But you don’t need to scale massive vertical pitches or run five-minute miles to reap the benefits. Simply training for your first half marathon or CrossFit competition can also yield huge dividends that carry over into other areas of life. In the words of Kelly Starrett, one of the founding fathers of the CrossFit movement, “Anyone can benefit from cultivating a physical practice.” Science backs him up.

A study published in the British Journal of Health Psychology found that college students who went from not exercising at all to even a modest program (just two to three gym visits per week) reported a decrease in stress, smoking, alcohol and caffeine consumption, an increase in healthy eating and maintenance of household chores, and better spending and study habits. In addition to these real-life improvements, after two months of regular exercise, the students also performed better on laboratory tests of self-control. This led the researchers to speculate that exercise had a powerful impact on the students’ “capacity for self-regulation.” In laypeople’s terms, pushing through the discomfort associated with exercise — saying “yes” when their bodies and minds were telling them to say “no” — taught the students to stay cool, calm, and collected in the face of difficulty, whether that meant better managing stress, drinking less, or studying more.
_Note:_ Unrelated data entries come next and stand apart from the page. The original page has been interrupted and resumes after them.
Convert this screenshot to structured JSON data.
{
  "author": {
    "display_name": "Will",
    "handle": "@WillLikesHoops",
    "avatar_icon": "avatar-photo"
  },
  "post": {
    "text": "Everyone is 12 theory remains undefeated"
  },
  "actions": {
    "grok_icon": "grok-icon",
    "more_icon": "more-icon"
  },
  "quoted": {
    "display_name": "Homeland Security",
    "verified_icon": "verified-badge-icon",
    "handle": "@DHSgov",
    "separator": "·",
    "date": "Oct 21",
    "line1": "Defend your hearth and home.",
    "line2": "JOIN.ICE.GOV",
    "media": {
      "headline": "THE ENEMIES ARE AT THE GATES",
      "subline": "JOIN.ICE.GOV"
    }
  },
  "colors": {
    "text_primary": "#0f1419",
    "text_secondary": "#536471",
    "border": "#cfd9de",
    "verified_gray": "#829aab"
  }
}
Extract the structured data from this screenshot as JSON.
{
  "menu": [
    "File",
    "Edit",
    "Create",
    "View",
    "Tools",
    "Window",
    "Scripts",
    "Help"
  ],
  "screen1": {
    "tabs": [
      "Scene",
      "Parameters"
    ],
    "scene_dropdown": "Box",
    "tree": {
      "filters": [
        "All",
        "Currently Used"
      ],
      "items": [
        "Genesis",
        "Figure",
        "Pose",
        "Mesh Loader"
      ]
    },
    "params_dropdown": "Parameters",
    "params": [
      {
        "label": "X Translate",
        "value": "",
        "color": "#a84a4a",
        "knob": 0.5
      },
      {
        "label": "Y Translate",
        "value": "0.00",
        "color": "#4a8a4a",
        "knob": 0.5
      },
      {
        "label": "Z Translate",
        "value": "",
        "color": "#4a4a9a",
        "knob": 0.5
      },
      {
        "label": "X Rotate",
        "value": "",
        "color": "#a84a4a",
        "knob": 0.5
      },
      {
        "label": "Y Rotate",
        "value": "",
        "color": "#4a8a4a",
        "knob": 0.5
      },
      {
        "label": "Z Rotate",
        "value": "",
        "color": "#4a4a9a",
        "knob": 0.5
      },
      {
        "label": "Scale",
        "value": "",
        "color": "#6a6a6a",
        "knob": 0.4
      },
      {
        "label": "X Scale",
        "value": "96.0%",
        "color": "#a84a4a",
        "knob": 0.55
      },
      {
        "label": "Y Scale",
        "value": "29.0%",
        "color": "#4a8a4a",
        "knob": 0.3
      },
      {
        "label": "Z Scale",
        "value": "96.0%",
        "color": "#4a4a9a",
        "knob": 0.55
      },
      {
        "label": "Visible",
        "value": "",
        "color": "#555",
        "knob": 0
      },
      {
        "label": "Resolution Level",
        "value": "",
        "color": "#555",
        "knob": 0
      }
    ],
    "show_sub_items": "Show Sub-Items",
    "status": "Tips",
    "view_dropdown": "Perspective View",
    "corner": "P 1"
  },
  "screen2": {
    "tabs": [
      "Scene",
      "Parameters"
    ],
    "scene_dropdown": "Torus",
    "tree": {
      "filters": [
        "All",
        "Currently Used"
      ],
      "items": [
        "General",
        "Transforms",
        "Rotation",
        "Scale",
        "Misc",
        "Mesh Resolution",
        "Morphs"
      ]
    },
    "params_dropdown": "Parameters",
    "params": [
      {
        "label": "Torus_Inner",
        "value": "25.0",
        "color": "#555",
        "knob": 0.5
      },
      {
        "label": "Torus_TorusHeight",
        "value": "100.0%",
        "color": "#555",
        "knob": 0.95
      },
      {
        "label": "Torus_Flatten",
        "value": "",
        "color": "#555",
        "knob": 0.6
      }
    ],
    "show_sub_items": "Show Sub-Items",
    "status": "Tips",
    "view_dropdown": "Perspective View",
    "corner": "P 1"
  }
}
For this reason, the author Charles Duhigg, in his 2012 bestseller The Power of Habit, calls exercise a “keystone habit,” or a change in one area life that brings about positive effects in other areas. Duhigg says keystone habits are powerful because “they change our sense of self and our sense of what is possible.” This explains why the charity Back on My Feet uses running to help individuals who are experiencing homelessness improve their situations. Since launching in 2009, Back on My Feet has had over 5,500 runners, 40 percent of whom have gained employment after starting to run with the group and 25 percent of whom have found permanent housing. This is also likely why it’s so common to hear about people who started training for a marathon to help them get over a divorce or even the death of a loved one.

Another study, this one published in the European Journal of Applied Physiology, evaluated how exercise changes our physiological response to stress. Researchers at the Karlsruhe Institute of Technology, in Germany, divided students into two groups at the beginning of the semester and instructed half to run twice a week for 20 weeks. At the end of the 20 weeks, which coincided with a particularly stressful time for the students — exams — the researchers had the students wear heart-rate monitors to measure their heart-rate variability, which is a common indicator of physiological stress (the more variability, the less stress). As you might guess by now, the students who were enrolled in the running program showed significantly greater heart-rate variability. Their bodies literally were not as stressed during exams: They were more comfortable during a generally uncomfortable time.

What’s remarkable and encouraging about these studies is that the subjects weren’t exercising at heroic intensities or volumes. They were simply doing something that was physically challenging for them – going from no exercise to some exercise; one need not be an elite athlete or fitness nerd to reap the bulletproofing benefits of exercise.

Why does any of this matter? For one, articles that claim prioritizing big fitness goals is a waste of time (exhibit A: “Don’t Run a Marathon) are downright wrong. But far more important than internet banter, perhaps a broader reframing of exercise is in order. Exercise isn’t just about helping out your health down the road, and it’s certainly not just about vanity. What you do in the gym (or on the roads, in the ocean, etc.) makes you a better, higher-performing person outside of it. The truth, cliché as it may sound, is this: When you develop physical fitness, you’re developing life fitness, too.

Brad Stulberg is a columnist for Outside Magazine, where he writes about health and the science of human performance. Follow him on Twitter @Bstulberg.